I intend to fully cooperate with the club, so if there is an issue please let me know and I will make further modifications.
In regard to the word ‘yid’, I appreciate the club’s position, although my own view is that we’ve fully appropriated the word from the fascists and the antisemites, which is admirable rather than condemnable.
One final thing, would it be okay to reproduce your emails on my blog? The subject of copyright infringement and modern football is of great interest to the public especially in light of the recent news story about Arsenal suing a Spanish hat shop.
Thank you again for your email and the fact that you used a different address probably explains why we could not find your previous emails. They may have been caught in the Club’s firewalls and spam. Do you want me to pass on any of the queries you had ?
Unfortunately we would prefer you not to reproduce any of my comments on your website as we try to be accommodating and flexible, taking into account the specifics of each situation, so having the details of what we have discussed that are particular to you could be misleading to others.
However, I would be happy to give you my thoughts where I can on the new logo, but again would always recommend you check with a legal person first.
Thank you again for working with us on this matter, it is really appreciated.
At this point I replaced the You’ll Win Nothing With Yids logo with the below image:
As I said I have no intention of misleading the public into thinking my website is officially endorsed by the club. I have a new logo on my website - www.youllwinnothingwithyids.com. I have blurred out the cockerel. If it is the opinion of the club that this is still an infringement of copyright then I will happily change it, otherwise it will remain.
My complaints last season stemmed from the inadequacies of the new e-ticketing system. I assume the errors and miscommunication were teething problems that have now been sorted out, so there is little point rehashing my issues in full, but I do have one complaint that hasn't been resolved.
I was charged £1 for postage for the Manchester City game for a ticket that was loaded on to my membership card. I was in email contact with the ticket office, but I didn't recieve a reply once I asked for the pound to be refunded.

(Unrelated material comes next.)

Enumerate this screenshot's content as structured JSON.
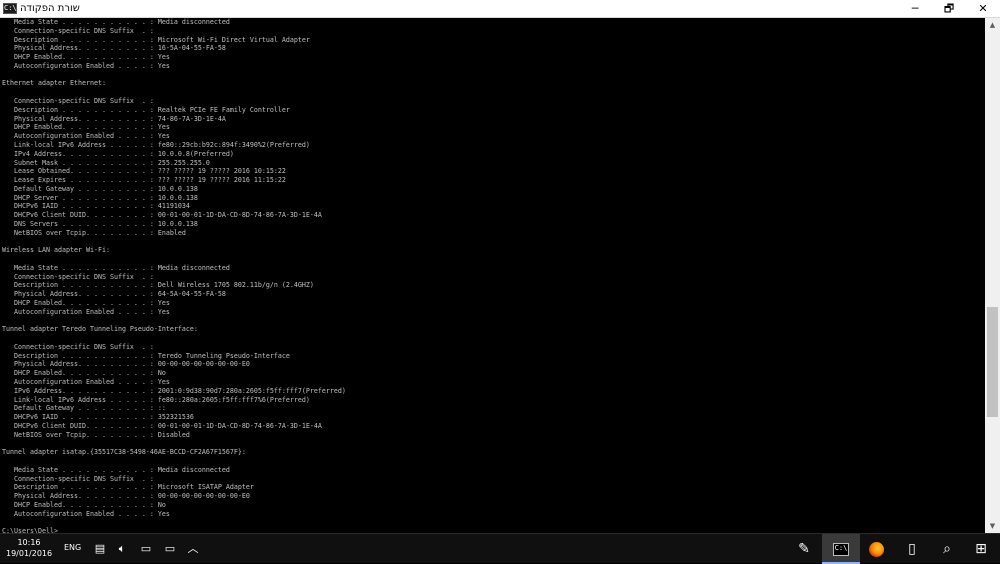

I feel it would be a little petty to request the overcharge to be refunded 13 months on, although I would happily accept a pair of complimentary tickets for the Liverpool game on Sunday if you have any spare.
Thank you for your email.

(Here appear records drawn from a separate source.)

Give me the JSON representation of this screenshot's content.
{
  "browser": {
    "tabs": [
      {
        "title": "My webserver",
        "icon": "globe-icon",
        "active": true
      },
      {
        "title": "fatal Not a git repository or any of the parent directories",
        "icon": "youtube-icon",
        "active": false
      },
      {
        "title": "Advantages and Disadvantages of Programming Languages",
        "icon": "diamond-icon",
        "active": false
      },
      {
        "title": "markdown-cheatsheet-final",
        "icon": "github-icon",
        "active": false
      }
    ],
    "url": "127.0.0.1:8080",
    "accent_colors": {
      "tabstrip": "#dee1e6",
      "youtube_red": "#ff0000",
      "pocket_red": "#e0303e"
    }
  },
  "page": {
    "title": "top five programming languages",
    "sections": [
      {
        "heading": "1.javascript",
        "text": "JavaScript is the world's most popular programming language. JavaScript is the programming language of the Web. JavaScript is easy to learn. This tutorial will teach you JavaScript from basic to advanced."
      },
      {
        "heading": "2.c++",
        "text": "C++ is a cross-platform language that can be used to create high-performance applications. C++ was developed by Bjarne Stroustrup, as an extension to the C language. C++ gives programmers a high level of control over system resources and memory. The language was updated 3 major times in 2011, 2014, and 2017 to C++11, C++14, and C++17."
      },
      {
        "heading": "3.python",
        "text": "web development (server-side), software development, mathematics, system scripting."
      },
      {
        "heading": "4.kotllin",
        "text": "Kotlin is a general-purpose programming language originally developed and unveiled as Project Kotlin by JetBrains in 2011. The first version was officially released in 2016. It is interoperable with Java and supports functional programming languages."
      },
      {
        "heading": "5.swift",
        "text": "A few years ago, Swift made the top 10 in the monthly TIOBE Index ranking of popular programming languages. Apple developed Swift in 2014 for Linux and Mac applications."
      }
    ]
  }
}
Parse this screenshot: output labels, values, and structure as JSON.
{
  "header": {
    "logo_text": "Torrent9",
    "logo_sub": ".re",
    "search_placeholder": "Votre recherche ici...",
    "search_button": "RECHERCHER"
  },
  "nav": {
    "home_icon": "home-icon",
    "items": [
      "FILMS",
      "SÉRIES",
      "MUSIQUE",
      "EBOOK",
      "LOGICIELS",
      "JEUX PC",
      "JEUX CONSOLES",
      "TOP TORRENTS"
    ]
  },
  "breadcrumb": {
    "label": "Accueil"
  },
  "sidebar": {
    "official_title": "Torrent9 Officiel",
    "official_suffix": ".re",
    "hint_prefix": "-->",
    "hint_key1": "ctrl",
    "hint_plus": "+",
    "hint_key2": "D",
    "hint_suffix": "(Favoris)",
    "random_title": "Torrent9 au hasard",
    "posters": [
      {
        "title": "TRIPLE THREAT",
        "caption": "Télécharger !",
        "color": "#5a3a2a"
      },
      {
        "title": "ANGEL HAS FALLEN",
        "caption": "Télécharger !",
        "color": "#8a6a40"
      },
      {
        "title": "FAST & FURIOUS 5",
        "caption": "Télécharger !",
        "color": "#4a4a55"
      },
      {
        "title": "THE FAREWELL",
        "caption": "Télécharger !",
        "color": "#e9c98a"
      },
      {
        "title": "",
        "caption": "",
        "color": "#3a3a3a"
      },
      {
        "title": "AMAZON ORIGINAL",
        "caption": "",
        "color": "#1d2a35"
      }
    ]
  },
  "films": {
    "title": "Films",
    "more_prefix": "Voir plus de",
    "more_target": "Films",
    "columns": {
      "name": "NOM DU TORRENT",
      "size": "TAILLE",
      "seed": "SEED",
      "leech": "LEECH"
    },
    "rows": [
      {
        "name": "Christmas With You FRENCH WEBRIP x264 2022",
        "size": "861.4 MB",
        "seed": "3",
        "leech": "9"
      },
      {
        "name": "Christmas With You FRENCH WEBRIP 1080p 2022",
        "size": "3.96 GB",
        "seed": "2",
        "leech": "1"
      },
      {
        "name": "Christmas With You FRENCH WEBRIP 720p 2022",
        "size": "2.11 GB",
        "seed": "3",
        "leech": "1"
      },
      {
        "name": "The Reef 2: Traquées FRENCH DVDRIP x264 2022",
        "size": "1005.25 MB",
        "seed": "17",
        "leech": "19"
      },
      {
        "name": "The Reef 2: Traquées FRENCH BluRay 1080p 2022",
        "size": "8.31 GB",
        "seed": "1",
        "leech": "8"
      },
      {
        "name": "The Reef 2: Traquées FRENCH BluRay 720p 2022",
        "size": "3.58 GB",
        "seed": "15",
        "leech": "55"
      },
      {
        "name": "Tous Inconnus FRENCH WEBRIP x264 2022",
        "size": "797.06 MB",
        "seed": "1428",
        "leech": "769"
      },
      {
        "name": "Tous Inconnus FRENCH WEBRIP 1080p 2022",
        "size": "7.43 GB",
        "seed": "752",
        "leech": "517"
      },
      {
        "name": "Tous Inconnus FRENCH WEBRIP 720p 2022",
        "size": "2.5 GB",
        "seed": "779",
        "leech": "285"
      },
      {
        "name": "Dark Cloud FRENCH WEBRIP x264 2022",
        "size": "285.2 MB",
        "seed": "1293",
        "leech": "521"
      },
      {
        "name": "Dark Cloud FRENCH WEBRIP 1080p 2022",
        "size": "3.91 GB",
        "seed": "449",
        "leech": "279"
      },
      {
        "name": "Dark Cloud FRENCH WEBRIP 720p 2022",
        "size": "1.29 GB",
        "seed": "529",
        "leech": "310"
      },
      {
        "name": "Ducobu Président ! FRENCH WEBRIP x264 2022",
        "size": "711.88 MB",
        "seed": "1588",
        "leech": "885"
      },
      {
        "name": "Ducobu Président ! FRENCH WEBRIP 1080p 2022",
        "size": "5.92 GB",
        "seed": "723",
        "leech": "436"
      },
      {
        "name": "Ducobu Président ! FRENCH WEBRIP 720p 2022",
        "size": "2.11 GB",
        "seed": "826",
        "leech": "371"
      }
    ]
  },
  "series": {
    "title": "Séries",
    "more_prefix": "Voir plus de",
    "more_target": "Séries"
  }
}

I will have to look at your website logo when I am back in the office tomorrow. I am working at the Stadium today due to the game and can not gain access to your site from the hot desk I am working at as it does not have the clearance to the website that my own PC does.

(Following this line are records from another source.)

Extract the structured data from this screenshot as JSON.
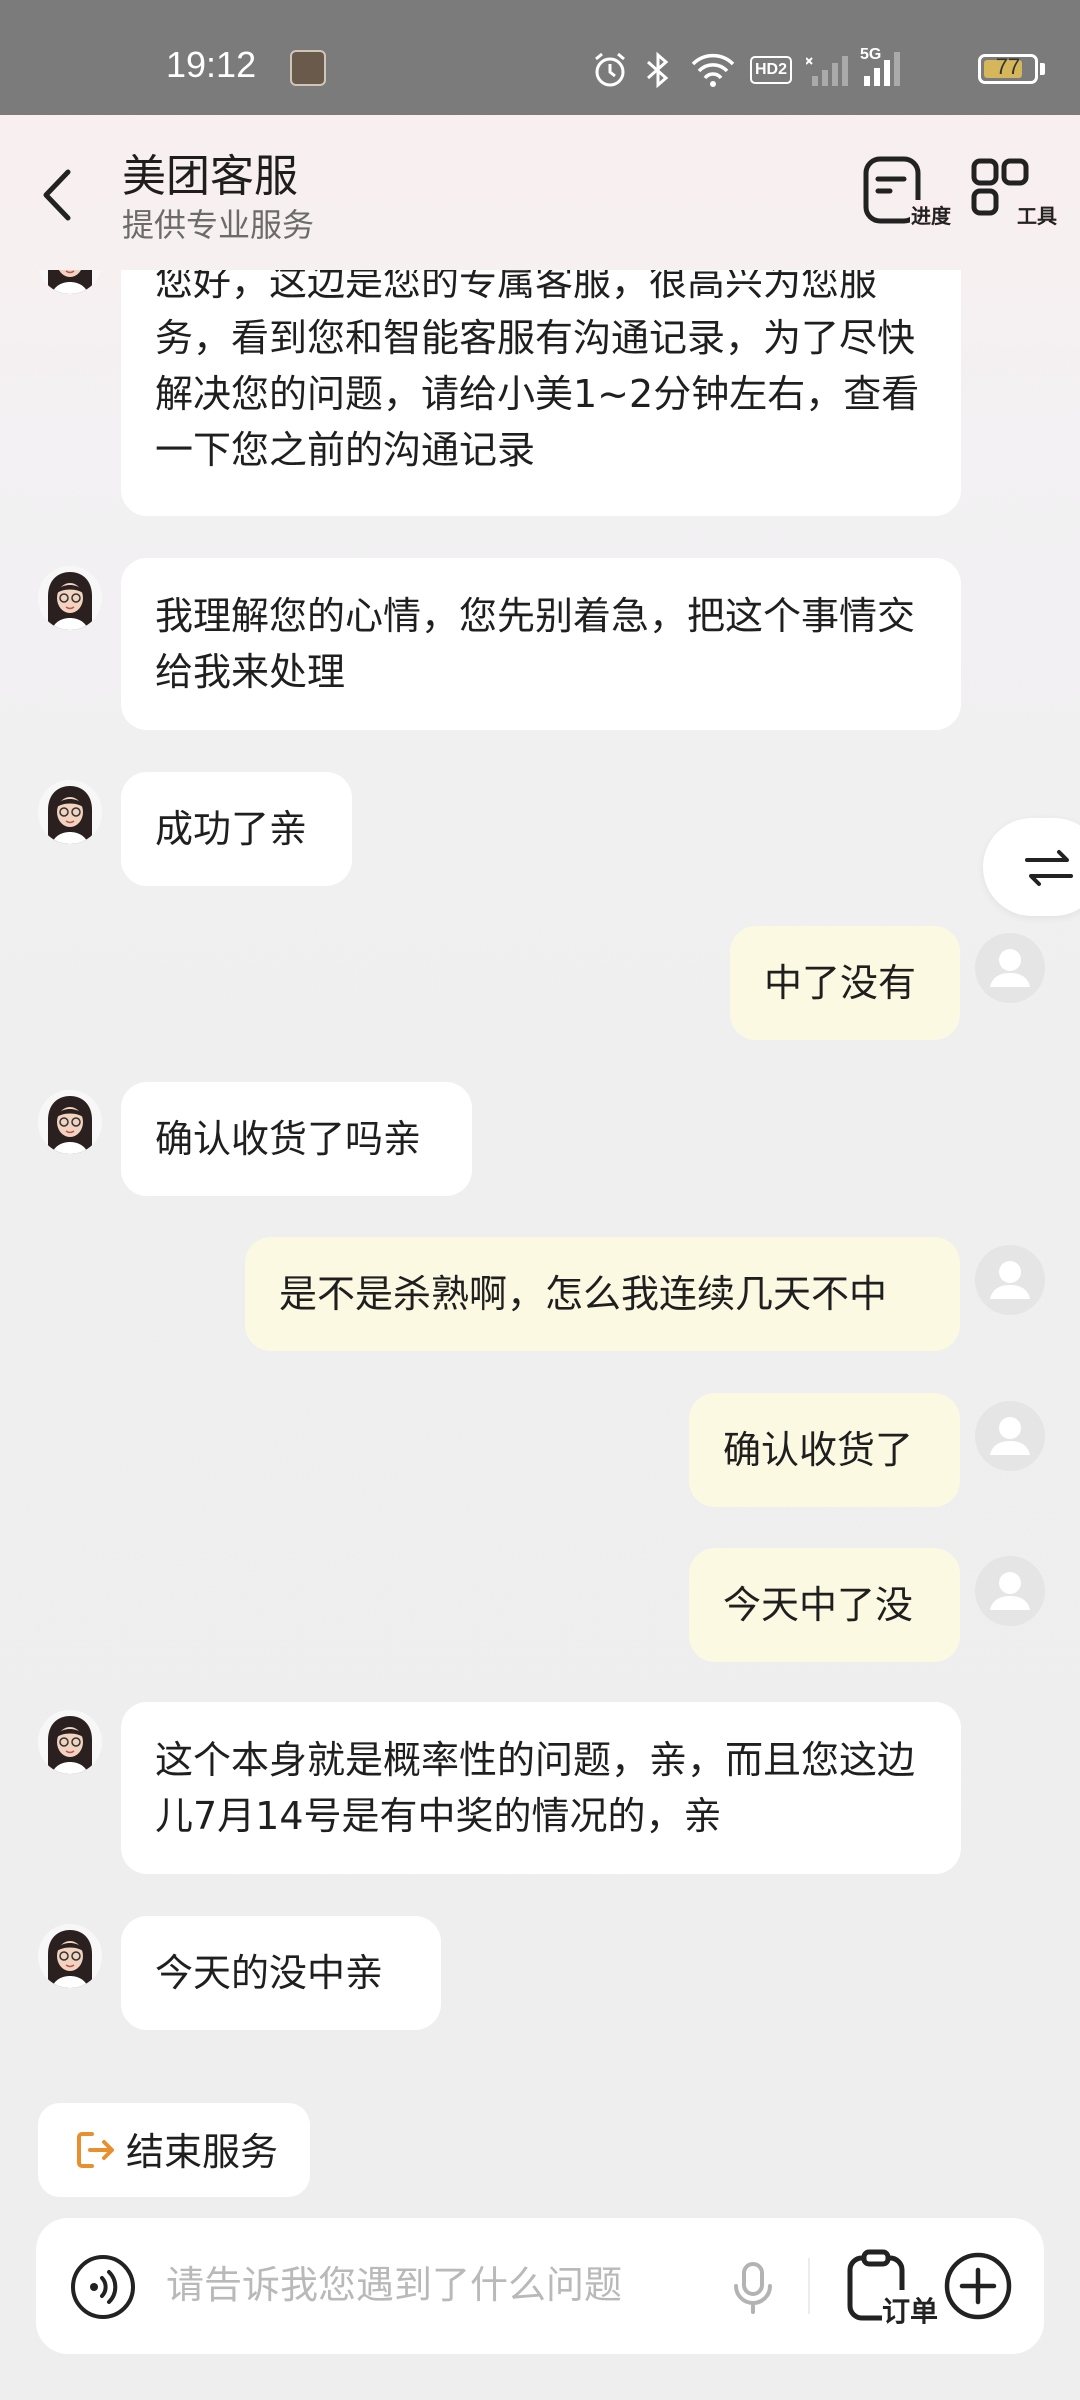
{
  "status_bar": {
    "time": "19:12",
    "network": "5G",
    "hd_badge": "HD2",
    "battery_level": "77",
    "icons": [
      "app-thumbnail-icon",
      "alarm-icon",
      "bluetooth-icon",
      "wifi-icon",
      "hd-icon",
      "signal-icon",
      "signal-5g-icon",
      "battery-icon"
    ]
  },
  "header": {
    "title": "美团客服",
    "subtitle": "提供专业服务",
    "progress_label": "进度",
    "tools_label": "工具"
  },
  "messages": [
    {
      "side": "left",
      "text": "您好，这边是您的专属客服，很高兴为您服务，看到您和智能客服有沟通记录，为了尽快解决您的问题，请给小美1~2分钟左右，查看一下您之前的沟通记录"
    },
    {
      "side": "left",
      "text": "我理解您的心情，您先别着急，把这个事情交给我来处理"
    },
    {
      "side": "left",
      "text": "成功了亲"
    },
    {
      "side": "right",
      "text": "中了没有"
    },
    {
      "side": "left",
      "text": "确认收货了吗亲"
    },
    {
      "side": "right",
      "text": "是不是杀熟啊，怎么我连续几天不中"
    },
    {
      "side": "right",
      "text": "确认收货了"
    },
    {
      "side": "right",
      "text": "今天中了没"
    },
    {
      "side": "left",
      "text": "这个本身就是概率性的问题，亲，而且您这边儿7月14号是有中奖的情况的，亲"
    },
    {
      "side": "left",
      "text": "今天的没中亲"
    }
  ],
  "end_service_label": "结束服务",
  "input": {
    "placeholder": "请告诉我您遇到了什么问题",
    "order_label": "订单"
  },
  "colors": {
    "user_bubble": "#fcf9e2",
    "agent_bubble": "#ffffff",
    "accent_orange": "#e8902e",
    "status_bar": "#7b7b7b"
  }
}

Also, thank you for sending me your queries about the new e-ticketing system from last year. I have passed them onto the Customer Services Manager here at the Club to look into for you. I am sure he will respond shortly.
I have managed to look at your website this morning and unfortunately you can still not use the logo in this way as it is still very clear it is our cockerel and ball logo, which is trade marked, and we have not given you permission to use it.
Please can you take this logo down from your site as soon as you can.
With the club’s position unchanging I decided to remove the famous cockerel and ball altogether and replaced it with:
I have removed the cockerel and the ball from my site logo.
Jonathan Waite, Customer Service Manager, has been in touch and assured me that the £1 I was overcharged will be refunded in the next 5 days. My suggestion of complimentary tickets seems to have fallen on deaf ears.
Thank you for removing the logo from the site and I am glad Jonathan has arranged the £1 to be refunded to you.
In terms of complimentary tickets, this is not something we would offer to you, as the gesture does not reflect the circumstances that have taken place between yourself and the Club.